sO long as Russia remains an empire, Moscow will be repressive at home and aggressive abroad, Eidman says
As long as Russia remains an empire, Igor Eidman says, Moscow will be repressive at home and aggressive abroad, a reality that the people in Khabarovsk and elsewhere understand and why it is important to see that their opposition to the Kremlin is also opposition to the empire run from there.
“A single and indivisible Russia is needed above all by the ruling class: the bureaucracy, the siloviki and the oligarchs,” the Russian sociologist says. The power vertical works for them but can’t maintain either a legal state on the country’s territory or a decent standard of living for its people.
Indeed, he continues, “as long as the enormous country is run from the Kremlin like an overseas colony, it will be condemned to dictatorship and a vegetative state.

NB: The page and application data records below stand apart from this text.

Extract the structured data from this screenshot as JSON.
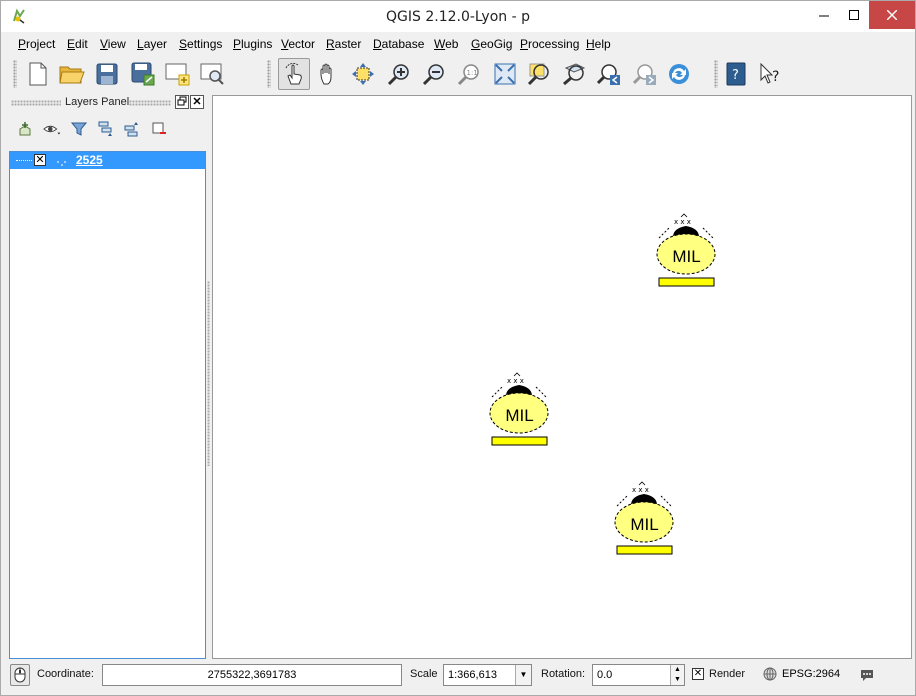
{
  "window": {
    "title": "QGIS 2.12.0-Lyon - p"
  },
  "menu": [
    "Project",
    "Edit",
    "View",
    "Layer",
    "Settings",
    "Plugins",
    "Vector",
    "Raster",
    "Database",
    "Web",
    "GeoGig",
    "Processing",
    "Help"
  ],
  "toolbar": {
    "buttons": [
      "new-project-icon",
      "open-project-icon",
      "save-project-icon",
      "save-as-icon",
      "new-print-composer-icon",
      "composer-manager-icon",
      "touch-zoom-pan-icon",
      "pan-icon",
      "pan-to-selection-icon",
      "zoom-in-icon",
      "zoom-out-icon",
      "zoom-actual-size-icon",
      "zoom-full-icon",
      "zoom-to-selection-icon",
      "zoom-to-layer-icon",
      "zoom-last-icon",
      "zoom-next-icon",
      "refresh-icon",
      "help-contents-icon",
      "whats-this-icon"
    ]
  },
  "layers_panel": {
    "title": "Layers Panel",
    "layers": [
      {
        "name": "2525",
        "visible": true
      }
    ]
  },
  "map": {
    "symbols": [
      {
        "label": "MIL"
      },
      {
        "label": "MIL"
      },
      {
        "label": "MIL"
      }
    ]
  },
  "statusbar": {
    "coordinate_label": "Coordinate:",
    "coordinate_value": "2755322,3691783",
    "scale_label": "Scale",
    "scale_value": "1:366,613",
    "rotation_label": "Rotation:",
    "rotation_value": "0.0",
    "render_label": "Render",
    "render_checked": true,
    "crs_label": "EPSG:2964"
  },
  "colors": {
    "symbol_fill": "#ffff80",
    "symbol_base": "#ffff00",
    "selection": "#3399ff",
    "close_button": "#c74747"
  }
}
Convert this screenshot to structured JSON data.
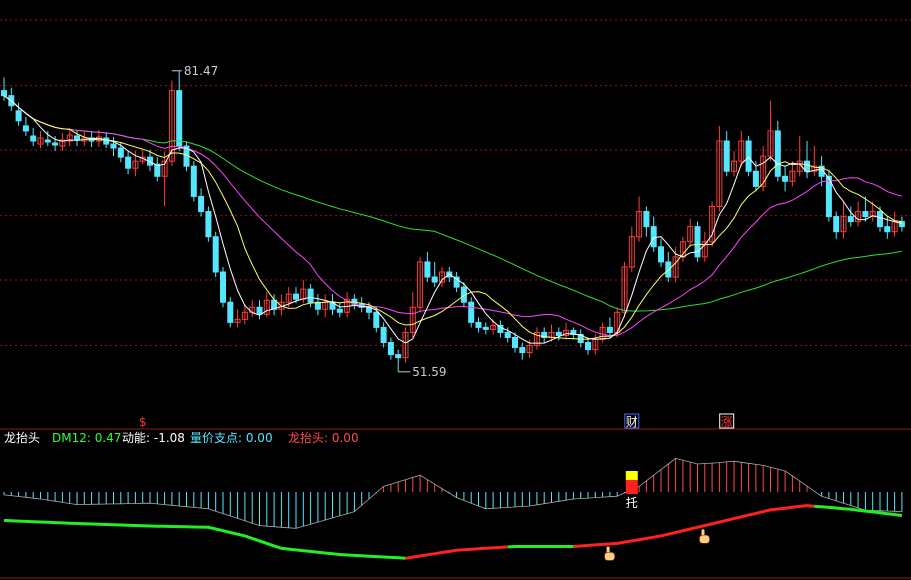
{
  "colors": {
    "background": "#000000",
    "grid": "#8b1a1a",
    "candle_up": "#ff3b3b",
    "candle_down": "#55e6ff",
    "ma5": "#ffffff",
    "ma10": "#ffff66",
    "ma20": "#ff44ff",
    "ma60": "#33dd33",
    "osc_up": "#ff4a4a",
    "osc_down": "#55e6ff",
    "line_rise": "#ff2020",
    "line_fall": "#22ee22",
    "legend_name": "#ffffff",
    "legend_dm": "#33ff33",
    "legend_energy": "#ffffff",
    "legend_support": "#55e6ff",
    "legend_dragon": "#ff4a4a"
  },
  "chart_data": [
    {
      "type": "candlestick",
      "ylim": [
        48,
        88
      ],
      "grid_values": [
        86.5,
        80.0,
        73.6,
        67.1,
        60.7,
        54.2
      ],
      "annotations": {
        "high": {
          "value": 81.47,
          "label": "81.47",
          "index": 23
        },
        "low": {
          "value": 51.59,
          "label": "51.59",
          "index": 54
        }
      },
      "markers": [
        {
          "index": 19,
          "text": "$",
          "color": "#ff3333"
        },
        {
          "index": 86,
          "text": "财",
          "color": "#ffffff",
          "box": "#4466ff"
        },
        {
          "index": 99,
          "text": "涨",
          "color": "#ff3333",
          "box": "#ffffff"
        }
      ],
      "ohlc": [
        [
          79.5,
          79.0,
          80.8,
          78.5
        ],
        [
          79.0,
          78.0,
          79.8,
          77.5
        ],
        [
          77.5,
          76.5,
          78.3,
          76.0
        ],
        [
          76.0,
          75.5,
          76.9,
          75.0
        ],
        [
          75.0,
          74.5,
          75.8,
          74.0
        ],
        [
          74.2,
          74.8,
          75.5,
          73.8
        ],
        [
          74.6,
          74.4,
          75.5,
          74.0
        ],
        [
          74.3,
          74.1,
          75.0,
          73.5
        ],
        [
          74.0,
          74.6,
          75.3,
          73.5
        ],
        [
          74.5,
          75.1,
          75.8,
          74.0
        ],
        [
          75.0,
          74.6,
          75.5,
          74.0
        ],
        [
          74.5,
          74.8,
          75.5,
          74.0
        ],
        [
          74.8,
          74.5,
          75.5,
          73.9
        ],
        [
          74.5,
          74.9,
          75.6,
          73.9
        ],
        [
          74.8,
          74.2,
          75.4,
          73.8
        ],
        [
          74.2,
          73.8,
          74.9,
          73.0
        ],
        [
          73.8,
          72.9,
          74.4,
          72.4
        ],
        [
          72.9,
          71.8,
          73.5,
          71.2
        ],
        [
          71.8,
          72.5,
          73.5,
          71.0
        ],
        [
          72.5,
          72.9,
          73.6,
          72.2
        ],
        [
          72.9,
          72.1,
          73.6,
          71.5
        ],
        [
          72.2,
          71.0,
          72.9,
          70.5
        ],
        [
          71.0,
          72.5,
          73.5,
          68.0
        ],
        [
          72.5,
          79.5,
          80.5,
          72.0
        ],
        [
          79.5,
          74.0,
          81.47,
          73.5
        ],
        [
          74.0,
          72.0,
          74.5,
          71.5
        ],
        [
          72.0,
          69.0,
          72.5,
          68.5
        ],
        [
          69.0,
          67.5,
          69.8,
          67.0
        ],
        [
          67.5,
          65.0,
          68.0,
          64.5
        ],
        [
          65.0,
          61.5,
          65.5,
          61.0
        ],
        [
          61.5,
          58.5,
          62.0,
          58.0
        ],
        [
          58.5,
          56.5,
          59.0,
          56.0
        ],
        [
          56.5,
          56.8,
          57.8,
          56.0
        ],
        [
          56.8,
          57.5,
          58.3,
          56.3
        ],
        [
          57.5,
          58.0,
          58.7,
          57.0
        ],
        [
          58.0,
          57.3,
          58.7,
          56.8
        ],
        [
          57.3,
          58.7,
          59.5,
          57.0
        ],
        [
          58.7,
          57.8,
          59.3,
          57.2
        ],
        [
          57.8,
          58.5,
          59.3,
          57.2
        ],
        [
          58.5,
          59.3,
          60.0,
          58.0
        ],
        [
          59.3,
          58.8,
          60.0,
          58.4
        ],
        [
          58.8,
          59.8,
          60.7,
          58.4
        ],
        [
          59.8,
          58.5,
          60.3,
          58.0
        ],
        [
          58.5,
          57.8,
          59.3,
          57.2
        ],
        [
          57.8,
          58.5,
          59.3,
          57.0
        ],
        [
          58.5,
          57.8,
          59.3,
          57.2
        ],
        [
          57.8,
          57.5,
          58.5,
          57.0
        ],
        [
          57.5,
          58.8,
          59.5,
          57.0
        ],
        [
          58.8,
          58.3,
          59.3,
          57.8
        ],
        [
          58.3,
          58.0,
          59.0,
          57.5
        ],
        [
          58.0,
          57.5,
          58.5,
          56.8
        ],
        [
          57.5,
          56.0,
          58.0,
          55.5
        ],
        [
          56.0,
          54.5,
          56.5,
          54.0
        ],
        [
          54.5,
          53.3,
          55.0,
          52.8
        ],
        [
          53.3,
          53.0,
          53.8,
          51.59
        ],
        [
          53.0,
          55.5,
          56.0,
          52.5
        ],
        [
          55.5,
          58.0,
          59.5,
          55.0
        ],
        [
          58.0,
          62.5,
          63.0,
          57.5
        ],
        [
          62.5,
          61.0,
          63.5,
          60.5
        ],
        [
          61.0,
          60.5,
          62.5,
          60.0
        ],
        [
          60.5,
          61.5,
          62.0,
          60.0
        ],
        [
          61.5,
          61.0,
          62.0,
          60.5
        ],
        [
          61.0,
          60.0,
          61.5,
          59.5
        ],
        [
          60.0,
          58.5,
          60.5,
          58.0
        ],
        [
          58.5,
          56.5,
          59.0,
          56.0
        ],
        [
          56.5,
          56.0,
          57.0,
          55.5
        ],
        [
          56.0,
          55.8,
          56.5,
          55.3
        ],
        [
          55.8,
          56.2,
          56.8,
          55.3
        ],
        [
          56.2,
          55.5,
          56.7,
          55.0
        ],
        [
          55.5,
          55.0,
          56.0,
          54.5
        ],
        [
          55.0,
          54.0,
          55.5,
          53.5
        ],
        [
          54.0,
          53.5,
          54.5,
          52.8
        ],
        [
          53.5,
          54.2,
          54.8,
          53.0
        ],
        [
          54.2,
          55.5,
          56.0,
          53.8
        ],
        [
          55.5,
          55.0,
          56.0,
          54.5
        ],
        [
          55.0,
          55.5,
          56.3,
          54.6
        ],
        [
          55.5,
          55.2,
          56.0,
          54.7
        ],
        [
          55.2,
          55.7,
          56.5,
          54.8
        ],
        [
          55.7,
          55.3,
          56.0,
          54.8
        ],
        [
          55.3,
          54.5,
          55.8,
          54.0
        ],
        [
          54.5,
          53.8,
          55.0,
          53.3
        ],
        [
          53.8,
          54.8,
          55.3,
          53.3
        ],
        [
          54.8,
          56.0,
          56.5,
          54.5
        ],
        [
          56.0,
          55.5,
          57.0,
          55.0
        ],
        [
          55.5,
          57.5,
          58.0,
          55.0
        ],
        [
          57.5,
          62.0,
          62.5,
          57.0
        ],
        [
          62.0,
          65.0,
          66.0,
          61.5
        ],
        [
          65.0,
          67.5,
          69.0,
          64.5
        ],
        [
          67.5,
          66.0,
          68.0,
          65.0
        ],
        [
          66.0,
          64.0,
          67.0,
          63.5
        ],
        [
          64.0,
          62.5,
          64.8,
          62.0
        ],
        [
          62.5,
          61.0,
          63.5,
          60.5
        ],
        [
          61.0,
          63.0,
          64.0,
          60.5
        ],
        [
          63.0,
          64.5,
          65.0,
          62.5
        ],
        [
          64.5,
          66.0,
          66.8,
          64.0
        ],
        [
          66.0,
          63.0,
          66.5,
          62.5
        ],
        [
          63.0,
          64.5,
          65.5,
          62.5
        ],
        [
          64.5,
          68.0,
          68.5,
          64.0
        ],
        [
          68.0,
          74.5,
          76.0,
          67.5
        ],
        [
          74.5,
          71.5,
          75.5,
          71.0
        ],
        [
          71.5,
          72.5,
          73.5,
          71.0
        ],
        [
          72.5,
          74.5,
          75.5,
          72.0
        ],
        [
          74.5,
          71.5,
          75.0,
          71.0
        ],
        [
          71.5,
          70.0,
          72.5,
          69.5
        ],
        [
          70.0,
          73.0,
          74.0,
          69.5
        ],
        [
          73.0,
          75.5,
          78.5,
          72.5
        ],
        [
          75.5,
          71.0,
          76.5,
          70.5
        ],
        [
          71.0,
          70.5,
          72.0,
          69.5
        ],
        [
          70.5,
          71.5,
          72.5,
          70.0
        ],
        [
          71.5,
          72.5,
          75.0,
          71.0
        ],
        [
          72.5,
          71.5,
          74.5,
          70.8
        ],
        [
          71.5,
          72.0,
          74.0,
          71.0
        ],
        [
          72.0,
          71.0,
          73.0,
          70.0
        ],
        [
          71.0,
          67.0,
          71.5,
          66.5
        ],
        [
          67.0,
          65.5,
          67.5,
          64.8
        ],
        [
          65.5,
          67.0,
          68.5,
          64.8
        ],
        [
          67.0,
          66.5,
          68.0,
          66.0
        ],
        [
          66.5,
          67.5,
          68.5,
          66.0
        ],
        [
          67.5,
          67.0,
          69.0,
          66.5
        ],
        [
          67.0,
          67.5,
          68.5,
          66.5
        ],
        [
          67.5,
          66.0,
          68.0,
          65.5
        ],
        [
          66.0,
          65.5,
          67.0,
          64.8
        ],
        [
          65.5,
          66.5,
          67.5,
          65.0
        ],
        [
          66.5,
          66.0,
          67.0,
          65.5
        ]
      ]
    },
    {
      "type": "indicator",
      "legend": {
        "name": "龙抬头",
        "dm12": "DM12: 0.47",
        "energy": "动能: -1.08",
        "support": "量价支点: 0.00",
        "dragon": "龙抬头: 0.00"
      },
      "badge_text": "托",
      "osc_ylim": [
        -4,
        3
      ],
      "line_ylim": [
        0,
        10
      ],
      "osc_keys": [
        [
          0,
          -0.2
        ],
        [
          5,
          -0.5
        ],
        [
          10,
          -0.9
        ],
        [
          20,
          -0.8
        ],
        [
          28,
          -1.2
        ],
        [
          35,
          -2.4
        ],
        [
          40,
          -2.6
        ],
        [
          48,
          -1.4
        ],
        [
          52,
          0.4
        ],
        [
          57,
          1.2
        ],
        [
          62,
          -0.4
        ],
        [
          66,
          -1.2
        ],
        [
          72,
          -1.0
        ],
        [
          78,
          -0.5
        ],
        [
          84,
          -0.3
        ],
        [
          87,
          0.4
        ],
        [
          92,
          2.4
        ],
        [
          95,
          2.0
        ],
        [
          98,
          2.1
        ],
        [
          100,
          2.2
        ],
        [
          104,
          1.9
        ],
        [
          107,
          1.5
        ],
        [
          112,
          -0.3
        ],
        [
          118,
          -1.3
        ],
        [
          123,
          -1.4
        ]
      ],
      "line_keys": [
        [
          0,
          8.8
        ],
        [
          10,
          8.3
        ],
        [
          20,
          7.9
        ],
        [
          28,
          7.7
        ],
        [
          33,
          6.3
        ],
        [
          38,
          4.3
        ],
        [
          46,
          3.3
        ],
        [
          55,
          2.7
        ],
        [
          62,
          4.0
        ],
        [
          70,
          4.6
        ],
        [
          78,
          4.6
        ],
        [
          84,
          5.1
        ],
        [
          90,
          6.3
        ],
        [
          95,
          7.7
        ],
        [
          100,
          9.1
        ],
        [
          105,
          10.5
        ],
        [
          110,
          11.2
        ],
        [
          116,
          10.6
        ],
        [
          123,
          9.6
        ]
      ],
      "line_colors": [
        [
          "green",
          0,
          54
        ],
        [
          "red",
          55,
          68
        ],
        [
          "green",
          69,
          77
        ],
        [
          "red",
          78,
          110
        ],
        [
          "green",
          111,
          123
        ]
      ],
      "pointers": [
        82,
        95
      ]
    }
  ]
}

The alternative is the de facto independence of the regions and a serious strengthening of the role of local self-administration.” It and that of the regions must take precedence over the center.
Dictators have always viewed the maintenance of their territories as the highest value, something that justifies their repression and aggression, Eidman says. But it is time to stop treating such claims as “a holy cow” that cannot be questioned by anyone. Some regions will leave but that can work to the benefit of both the residents of those who do and everyone else.
One of the ideas the Khabarovsk protesters have talked about points to a useful example from Russian history. “At the end of the Civil War, the Bolsheviks, fearing the Japanese interventionists, created the Far Eastern Republic (FER) as a buffer.” At least initially, it had multi-party democracy and marks. “Then the Kremlin liquidated this completely successful project.”
‘Russia would have lost the Far East,’ but in fact both the residents of the FER and citizens living under Soviet power would have benefited. Stalin’s collectivization and terror wouldn’t have come to its lands, and this republic could have served as an example” for other regions.
An analogue to the FER now could become “a completely successful democratic state. Moscow is far away, its officials treat the Far East as a recalcitrant colony, and their incompetent administration freezes the development of the region,” Eidman argues. Local people could do far better, and many of their descendants now are showing they know that.
The non-Russian republics too are “Kremlin colonies” and their past efforts to gain independence were “drowned in blood by the Kremlin” from Sakha (Yakutia) at the end of the 1920s to Chechnya more recently. These and other republics, Eidman suggests, “of course, have the right to complete independence. Holding them by force in ‘the prison house of peoples’ is a crime.”
If Russia is to have a successful future, it will do so “only on the ruins of the empire” and “possibly not as a single state but as a common cultural space, out of which some national republics will exit.” Those republics and regions who remain may form something like the British Commonwealth, the European Union or the Swiss Confederation.
In any case and despite how utopian all this seems, “sooner or later it can become the reality; and no one should continue to clutch at the dissolving “specter of a single indivisible empire.” Eventually, it won’t exist because “in the contemporary world, empires are condemned to disappear.”